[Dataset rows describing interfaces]
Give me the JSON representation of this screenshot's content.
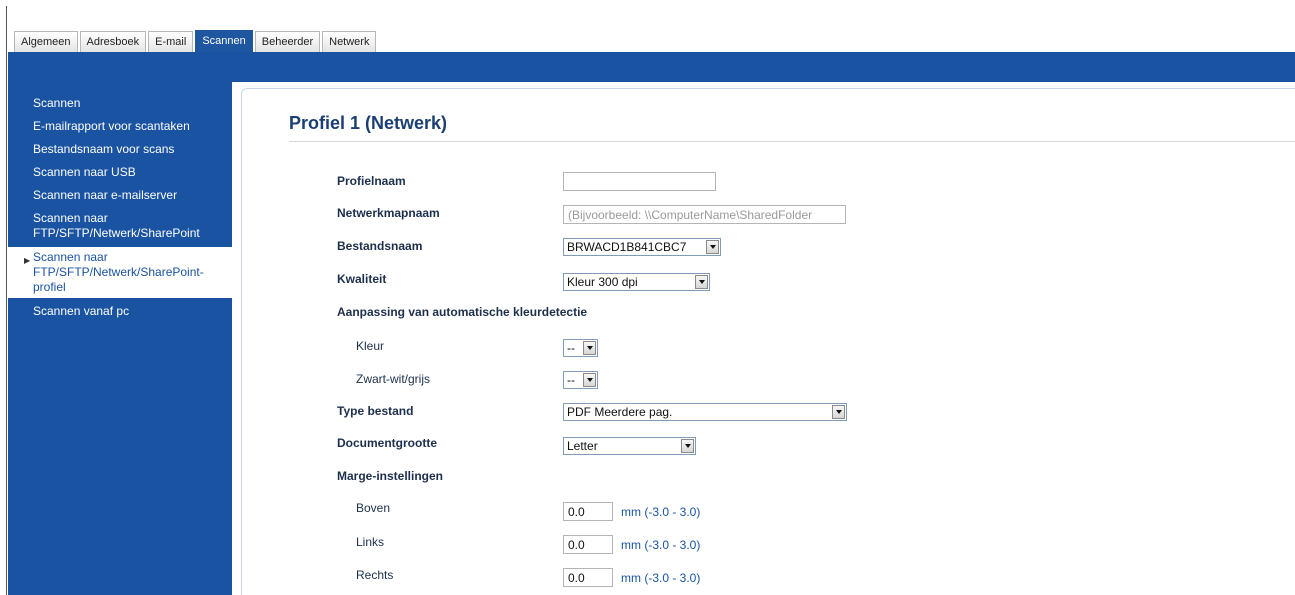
{
  "tabs": [
    "Algemeen",
    "Adresboek",
    "E-mail",
    "Scannen",
    "Beheerder",
    "Netwerk"
  ],
  "active_tab": "Scannen",
  "sidebar": {
    "items": [
      {
        "label": "Scannen"
      },
      {
        "label": "E-mailrapport voor scantaken"
      },
      {
        "label": "Bestandsnaam voor scans"
      },
      {
        "label": "Scannen naar USB"
      },
      {
        "label": "Scannen naar e-mailserver"
      },
      {
        "label": "Scannen naar FTP/SFTP/Netwerk/SharePoint"
      },
      {
        "label": "Scannen naar FTP/SFTP/Netwerk/SharePoint-profiel",
        "active": true
      },
      {
        "label": "Scannen vanaf pc"
      }
    ]
  },
  "page": {
    "title": "Profiel 1 (Netwerk)"
  },
  "form": {
    "profielnaam": {
      "label": "Profielnaam",
      "value": ""
    },
    "netwerkmap": {
      "label": "Netwerkmapnaam",
      "placeholder": "(Bijvoorbeeld: \\\\ComputerName\\SharedFolder"
    },
    "bestandsnaam": {
      "label": "Bestandsnaam",
      "value": "BRWACD1B841CBC7"
    },
    "kwaliteit": {
      "label": "Kwaliteit",
      "value": "Kleur 300 dpi"
    },
    "kleurdetectie": {
      "label": "Aanpassing van automatische kleurdetectie",
      "kleur": {
        "label": "Kleur",
        "value": "--"
      },
      "zwartwit": {
        "label": "Zwart-wit/grijs",
        "value": "--"
      }
    },
    "type_bestand": {
      "label": "Type bestand",
      "value": "PDF Meerdere pag."
    },
    "documentgrootte": {
      "label": "Documentgrootte",
      "value": "Letter"
    },
    "marge": {
      "label": "Marge-instellingen",
      "boven": {
        "label": "Boven",
        "value": "0.0",
        "unit": "mm (-3.0 - 3.0)"
      },
      "links": {
        "label": "Links",
        "value": "0.0",
        "unit": "mm (-3.0 - 3.0)"
      },
      "rechts": {
        "label": "Rechts",
        "value": "0.0",
        "unit": "mm (-3.0 - 3.0)"
      }
    }
  }
}
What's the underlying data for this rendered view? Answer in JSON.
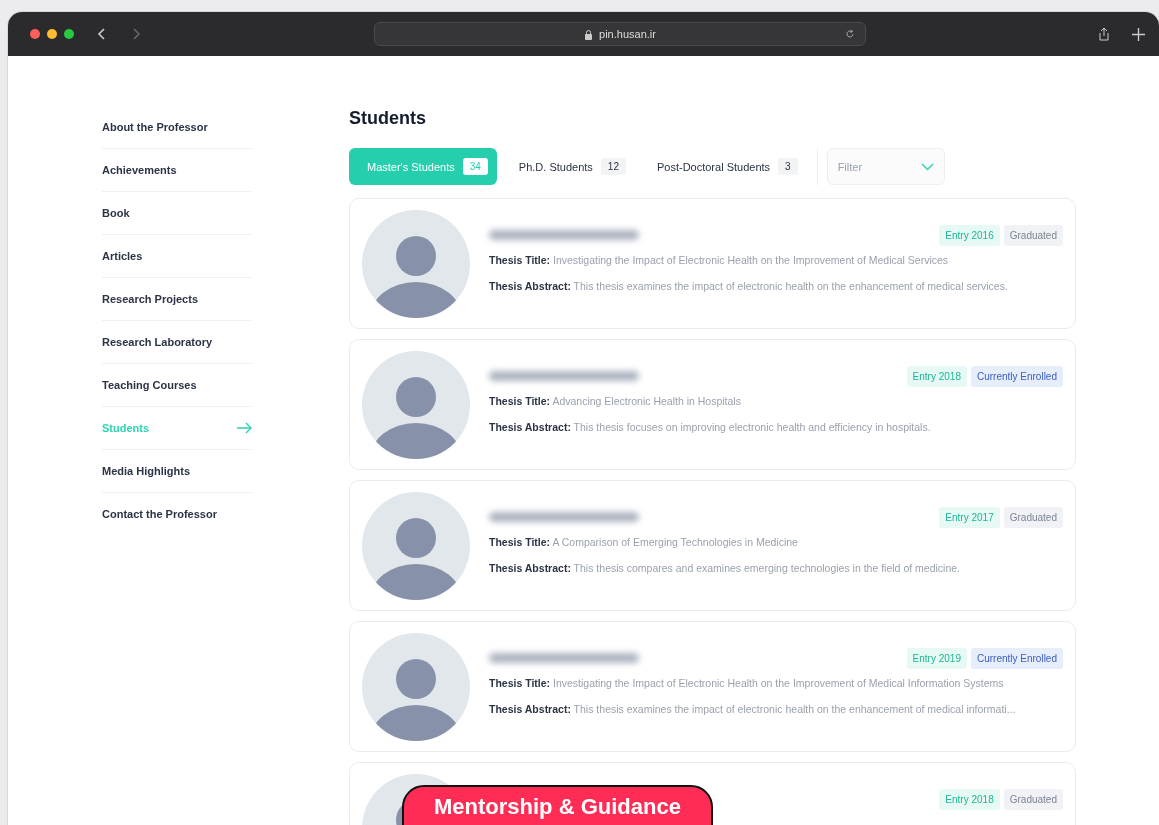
{
  "browser": {
    "url": "pin.husan.ir"
  },
  "sidebar": {
    "items": [
      {
        "label": "About the Professor",
        "selected": false
      },
      {
        "label": "Achievements",
        "selected": false
      },
      {
        "label": "Book",
        "selected": false
      },
      {
        "label": "Articles",
        "selected": false
      },
      {
        "label": "Research Projects",
        "selected": false
      },
      {
        "label": "Research Laboratory",
        "selected": false
      },
      {
        "label": "Teaching Courses",
        "selected": false
      },
      {
        "label": "Students",
        "selected": true
      },
      {
        "label": "Media Highlights",
        "selected": false
      },
      {
        "label": "Contact the Professor",
        "selected": false
      }
    ]
  },
  "title": "Students",
  "tabs": [
    {
      "label": "Master's Students",
      "count": "34",
      "selected": true
    },
    {
      "label": "Ph.D. Students",
      "count": "12",
      "selected": false
    },
    {
      "label": "Post-Doctoral Students",
      "count": "3",
      "selected": false
    }
  ],
  "filter": {
    "placeholder": "Filter"
  },
  "students": [
    {
      "entry": "Entry 2016",
      "status": "Graduated",
      "kind": "graduated",
      "thesis_title_label": "Thesis Title:",
      "thesis_title": "Investigating the Impact of Electronic Health on the Improvement of Medical Services",
      "abstract_label": "Thesis Abstract:",
      "abstract": "This thesis examines the impact of electronic health on the enhancement of medical services."
    },
    {
      "entry": "Entry 2018",
      "status": "Currently Enrolled",
      "kind": "enrolled",
      "thesis_title_label": "Thesis Title:",
      "thesis_title": "Advancing Electronic Health in Hospitals",
      "abstract_label": "Thesis Abstract:",
      "abstract": "This thesis focuses on improving electronic health and efficiency in hospitals."
    },
    {
      "entry": "Entry 2017",
      "status": "Graduated",
      "kind": "graduated",
      "thesis_title_label": "Thesis Title:",
      "thesis_title": "A Comparison of Emerging Technologies in Medicine",
      "abstract_label": "Thesis Abstract:",
      "abstract": "This thesis compares and examines emerging technologies in the field of medicine."
    },
    {
      "entry": "Entry 2019",
      "status": "Currently Enrolled",
      "kind": "enrolled",
      "thesis_title_label": "Thesis Title:",
      "thesis_title": "Investigating the Impact of Electronic Health on the Improvement of Medical Information Systems",
      "abstract_label": "Thesis Abstract:",
      "abstract": "This thesis examines the impact of electronic health on the enhancement of medical informati..."
    },
    {
      "entry": "Entry 2018",
      "status": "Graduated",
      "kind": "graduated"
    }
  ],
  "overlay_label": "Mentorship & Guidance"
}
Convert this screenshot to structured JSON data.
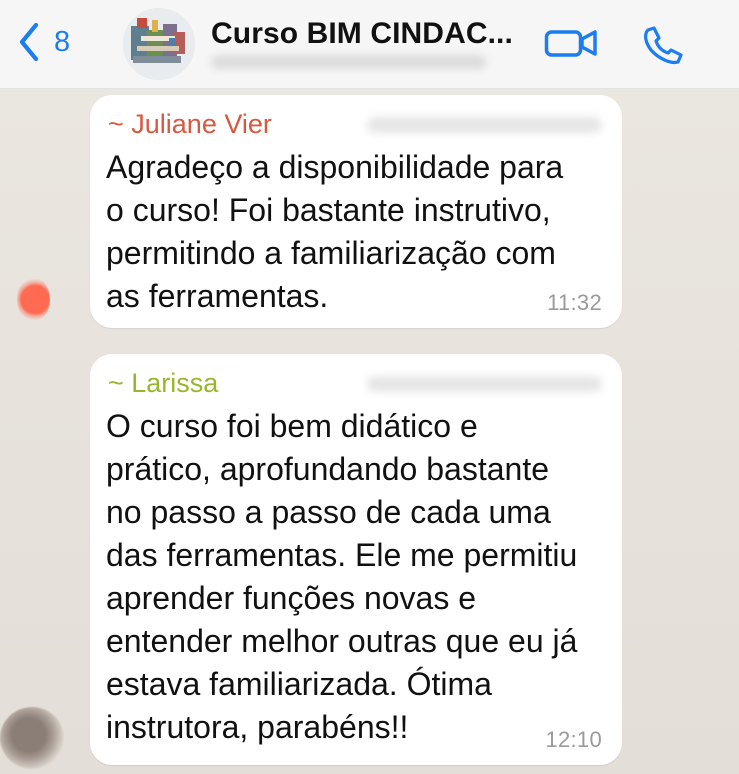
{
  "header": {
    "back_count": "8",
    "title": "Curso BIM CINDAC..."
  },
  "messages": [
    {
      "sender": "~ Juliane Vier",
      "text": "Agradeço a disponibilidade para\no curso! Foi bastante instrutivo,\npermitindo a familiarização com\nas ferramentas.",
      "time": "11:32"
    },
    {
      "sender": "~ Larissa",
      "text": "O curso foi bem didático e\nprático, aprofundando bastante\nno passo a passo de cada uma\ndas ferramentas. Ele me permitiu\naprender funções novas e\nentender melhor outras que eu já\nestava familiarizada. Ótima\ninstrutora, parabéns!!",
      "time": "12:10"
    }
  ],
  "colors": {
    "accent": "#1b7df0",
    "sender_juliane": "#d8593f",
    "sender_larissa": "#98b629",
    "bubble": "#ffffff",
    "background": "#e7e3dd"
  },
  "icons": {
    "back": "chevron-left-icon",
    "video": "video-icon",
    "call": "phone-icon"
  }
}
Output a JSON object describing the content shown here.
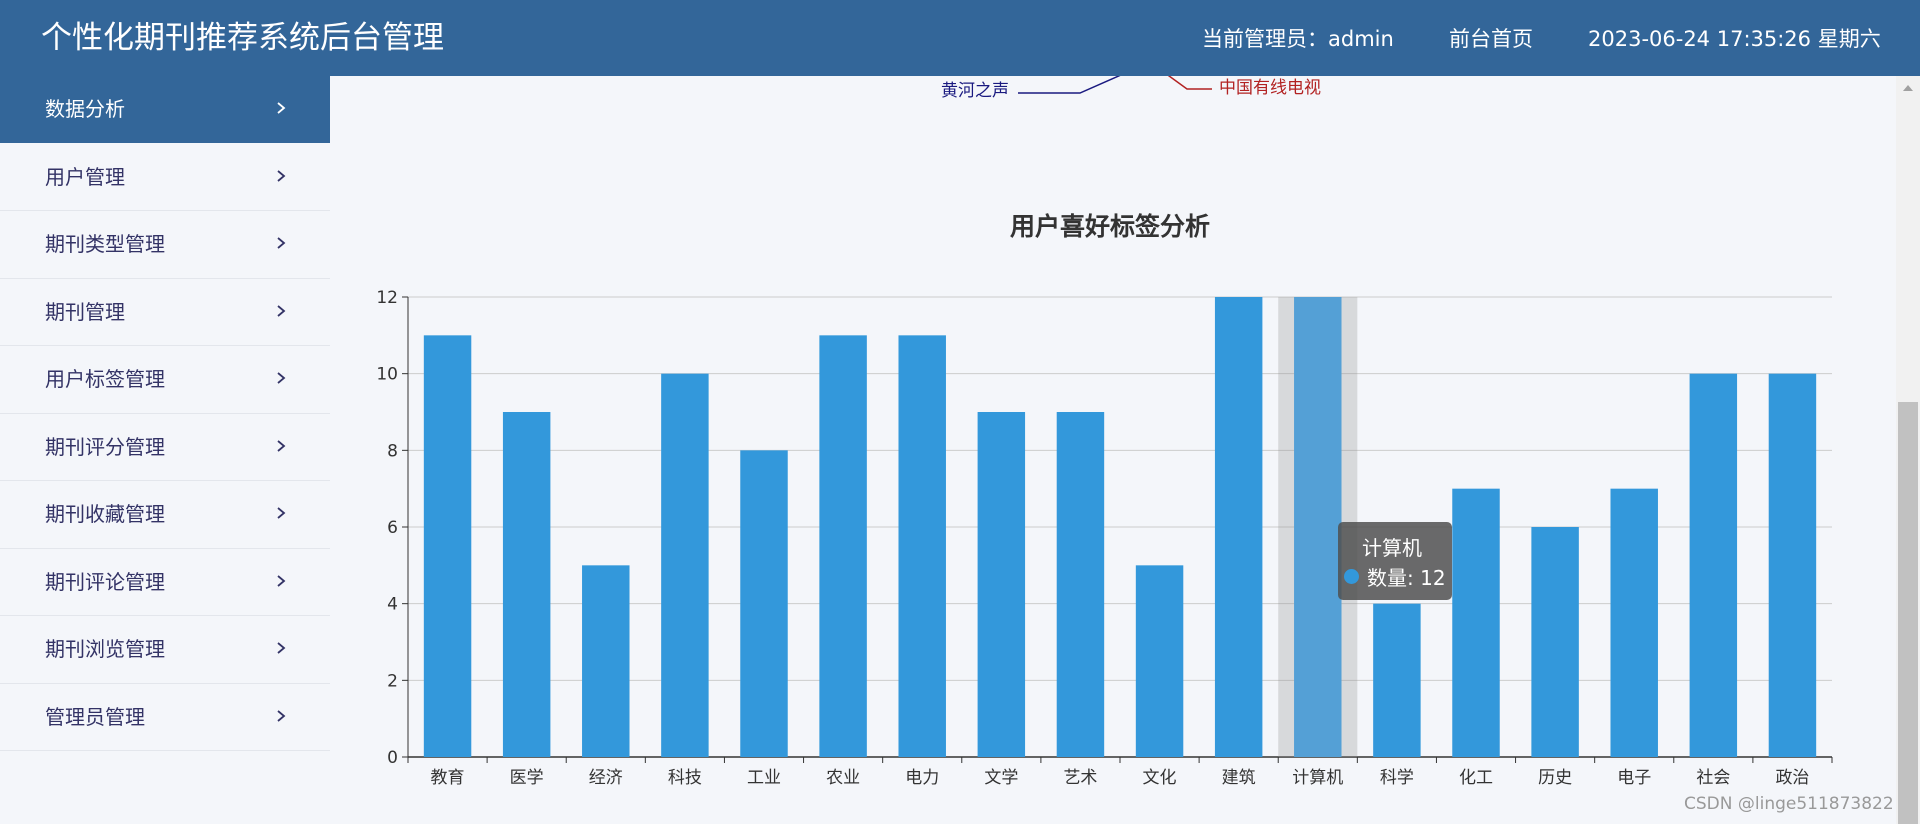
{
  "header": {
    "title": "个性化期刊推荐系统后台管理",
    "admin_label": "当前管理员：admin",
    "home_link": "前台首页",
    "datetime": "2023-06-24  17:35:26  星期六"
  },
  "sidebar": {
    "items": [
      {
        "label": "数据分析"
      },
      {
        "label": "用户管理"
      },
      {
        "label": "期刊类型管理"
      },
      {
        "label": "期刊管理"
      },
      {
        "label": "用户标签管理"
      },
      {
        "label": "期刊评分管理"
      },
      {
        "label": "期刊收藏管理"
      },
      {
        "label": "期刊评论管理"
      },
      {
        "label": "期刊浏览管理"
      },
      {
        "label": "管理员管理"
      }
    ]
  },
  "partial_chart": {
    "label_left": "黄河之声",
    "label_right": "中国有线电视",
    "label_left_color": "#1a1a80",
    "label_right_color": "#b22222"
  },
  "chart_data": {
    "type": "bar",
    "title": "用户喜好标签分析",
    "categories": [
      "教育",
      "医学",
      "经济",
      "科技",
      "工业",
      "农业",
      "电力",
      "文学",
      "艺术",
      "文化",
      "建筑",
      "计算机",
      "科学",
      "化工",
      "历史",
      "电子",
      "社会",
      "政治"
    ],
    "series": [
      {
        "values": [
          11,
          9,
          5,
          10,
          8,
          11,
          11,
          9,
          9,
          5,
          12,
          12,
          4,
          7,
          6,
          7,
          10,
          10
        ]
      }
    ],
    "ylim": [
      0,
      12
    ],
    "yticks": [
      0,
      2,
      4,
      6,
      8,
      10,
      12
    ],
    "grid": true,
    "bar_color": "#3398DB",
    "highlight_color": "#54A0D6",
    "highlight_index": 11
  },
  "tooltip": {
    "title": "计算机",
    "value_text": "数量: 12"
  },
  "watermark": "CSDN @linge511873822"
}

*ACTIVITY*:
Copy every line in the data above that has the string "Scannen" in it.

*RESULT*:
    "Scannen",
  "active_tab": "Scannen",
        "label": "Scannen"
        "label": "Scannen naar USB"
        "label": "Scannen naar e-mailserver"
        "label": "Scannen naar FTP/SFTP/Netwerk/SharePoint"
        "label": "Scannen naar FTP/SFTP/Netwerk/SharePoint-profiel",
        "label": "Scannen vanaf pc"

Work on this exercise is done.